Field Construction Staff

Installation, assembly and Commissioning


RCR’s core consortium of engineering OEMs have their own skilled and expert installation teams. Despite options or the need to reduce costs RCR insists that within the Scope of Works for each module or element of the plant and equipment, is the professional oversight and hands-on unpacking, assembly, connection, commissioning, alignment and star up of all modules that have been made by an OEM and that is installed and ready for handover with a certificate of partial or total completion and satisfaction. These vents are critical for the milestone payments that are linked and prescribe the conduct of the standby letter of credit.


In larger plant installations, RCR’s mantra is to appoint a competent EPC contractor who has the experience in the sector and has previous knowledge of similar turnkey supplies and in many cases RCR engages as a matter of course SGS Monitoring Services of Geneva Switzerland who will inspect each element or phase of a scope of works and sign off each phase on a monthly basis. It is only these Certificates of Partial Completion and agreed price or cost assessment that concurs with the OEM’s partial completion invoice, will the payment be released or an agreed amount can be drawn down against the standby letter of credit.


The engagement and supervisory role of SGS ensures that these are tied in with our performance bond and our guaranteed delivery and start date. This ensures that quality work is executed without short cuts or economies and all elements of the turnkey supply will be thoroughly performed and complies with the performance bond, the guaranteed delivery, the guaranteed start date and the process capacity – tonnes of waste throughput or outputs of bi products are at the prescribed level per the original contract of supply.


As already stated elsewhere, the supply will be made by OEM personnel responsible for their company’s equipment and they will be shadowed or assisted by RCR’s own full time plant engineering staff and maintenance personnel in order for them to be totally familiar with every aspect of the positioning, alignment and functionality and how one machine communicates or interfaces with another machine in the production line and process sequence and how they are connected, linked into a LAN and be present at all times for the commissioning, problem solving and teething problems that so frequently exist during the installation of sophisticated sequences of machinery that have to work with high levels of synchronisation.
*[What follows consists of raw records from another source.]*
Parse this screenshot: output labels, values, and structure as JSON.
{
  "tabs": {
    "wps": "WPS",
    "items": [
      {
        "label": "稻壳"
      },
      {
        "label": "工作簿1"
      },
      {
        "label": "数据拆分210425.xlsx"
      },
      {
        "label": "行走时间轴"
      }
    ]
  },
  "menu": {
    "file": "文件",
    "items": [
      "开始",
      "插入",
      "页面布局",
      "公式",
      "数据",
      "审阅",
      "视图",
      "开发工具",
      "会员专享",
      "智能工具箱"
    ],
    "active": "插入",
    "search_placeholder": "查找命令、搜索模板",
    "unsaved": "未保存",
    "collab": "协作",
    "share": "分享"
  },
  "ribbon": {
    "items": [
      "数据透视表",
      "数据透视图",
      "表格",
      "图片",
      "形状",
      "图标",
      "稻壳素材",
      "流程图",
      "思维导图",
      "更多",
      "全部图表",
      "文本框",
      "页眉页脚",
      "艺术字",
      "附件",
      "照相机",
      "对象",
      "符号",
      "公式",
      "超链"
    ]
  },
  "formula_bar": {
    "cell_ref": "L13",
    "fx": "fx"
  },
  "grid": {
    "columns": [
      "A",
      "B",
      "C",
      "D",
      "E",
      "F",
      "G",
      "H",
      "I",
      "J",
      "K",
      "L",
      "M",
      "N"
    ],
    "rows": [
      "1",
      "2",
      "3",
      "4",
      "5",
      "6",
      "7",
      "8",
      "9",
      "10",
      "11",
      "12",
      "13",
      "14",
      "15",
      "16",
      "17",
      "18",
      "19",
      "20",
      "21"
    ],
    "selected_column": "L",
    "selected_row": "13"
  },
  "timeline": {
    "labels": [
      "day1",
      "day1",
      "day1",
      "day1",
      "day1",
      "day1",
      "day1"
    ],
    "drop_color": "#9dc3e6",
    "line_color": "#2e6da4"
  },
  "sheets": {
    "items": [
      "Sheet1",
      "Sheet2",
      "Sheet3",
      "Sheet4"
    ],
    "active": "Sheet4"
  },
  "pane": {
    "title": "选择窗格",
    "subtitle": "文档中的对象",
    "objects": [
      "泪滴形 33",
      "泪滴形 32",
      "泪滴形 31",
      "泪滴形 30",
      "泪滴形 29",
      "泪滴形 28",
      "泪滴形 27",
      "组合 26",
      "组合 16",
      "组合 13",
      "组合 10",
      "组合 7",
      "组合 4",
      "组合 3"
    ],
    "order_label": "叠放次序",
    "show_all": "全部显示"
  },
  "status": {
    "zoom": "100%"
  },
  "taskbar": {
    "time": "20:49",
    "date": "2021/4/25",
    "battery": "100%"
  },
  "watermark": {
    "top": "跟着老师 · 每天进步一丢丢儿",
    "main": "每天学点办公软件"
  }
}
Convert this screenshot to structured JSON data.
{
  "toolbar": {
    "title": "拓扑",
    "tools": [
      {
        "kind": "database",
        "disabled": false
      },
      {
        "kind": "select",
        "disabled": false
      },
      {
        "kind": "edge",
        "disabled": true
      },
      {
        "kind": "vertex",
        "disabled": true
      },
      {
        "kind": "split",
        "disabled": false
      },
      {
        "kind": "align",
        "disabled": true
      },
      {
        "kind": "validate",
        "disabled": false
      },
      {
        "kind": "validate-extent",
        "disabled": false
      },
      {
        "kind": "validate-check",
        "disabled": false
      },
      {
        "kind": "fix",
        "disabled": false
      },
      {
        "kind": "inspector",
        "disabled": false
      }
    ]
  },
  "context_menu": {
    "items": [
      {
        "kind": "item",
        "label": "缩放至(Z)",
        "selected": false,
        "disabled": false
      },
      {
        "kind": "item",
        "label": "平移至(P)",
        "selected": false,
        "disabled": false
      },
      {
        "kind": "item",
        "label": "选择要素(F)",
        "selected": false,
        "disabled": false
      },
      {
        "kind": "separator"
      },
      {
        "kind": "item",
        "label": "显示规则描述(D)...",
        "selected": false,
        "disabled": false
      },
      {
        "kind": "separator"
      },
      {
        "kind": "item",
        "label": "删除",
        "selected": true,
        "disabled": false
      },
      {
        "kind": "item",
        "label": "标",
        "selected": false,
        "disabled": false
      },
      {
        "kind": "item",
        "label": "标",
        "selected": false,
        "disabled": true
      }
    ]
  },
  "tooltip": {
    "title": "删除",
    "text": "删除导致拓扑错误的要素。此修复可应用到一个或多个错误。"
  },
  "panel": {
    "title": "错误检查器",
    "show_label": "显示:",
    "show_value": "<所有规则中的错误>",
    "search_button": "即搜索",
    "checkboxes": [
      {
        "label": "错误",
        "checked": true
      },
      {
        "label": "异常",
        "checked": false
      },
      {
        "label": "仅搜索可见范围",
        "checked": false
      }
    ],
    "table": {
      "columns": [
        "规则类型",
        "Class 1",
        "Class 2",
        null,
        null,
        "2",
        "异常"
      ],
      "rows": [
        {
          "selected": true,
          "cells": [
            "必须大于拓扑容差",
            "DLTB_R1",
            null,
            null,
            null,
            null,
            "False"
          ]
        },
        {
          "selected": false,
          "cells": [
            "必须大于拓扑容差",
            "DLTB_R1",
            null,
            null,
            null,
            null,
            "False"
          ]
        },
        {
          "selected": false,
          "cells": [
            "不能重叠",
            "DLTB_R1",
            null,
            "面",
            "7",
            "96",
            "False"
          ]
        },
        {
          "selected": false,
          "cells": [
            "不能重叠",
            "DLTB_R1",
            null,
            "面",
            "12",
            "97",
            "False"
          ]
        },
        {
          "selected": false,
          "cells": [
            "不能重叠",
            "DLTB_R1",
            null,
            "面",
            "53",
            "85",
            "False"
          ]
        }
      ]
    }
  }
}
Frequently, and where plant is complex series of production elements, OEM engineers are retained on site for as much as three months to ensure that production is at the prescribed output and that personnel are fully trained and refreshed during that extended initial production phase. All of these costs are factored into the turnkey delivery price from the inception of the Scope of Works that is duly costed and presented for approval by the end user or joint venture partner.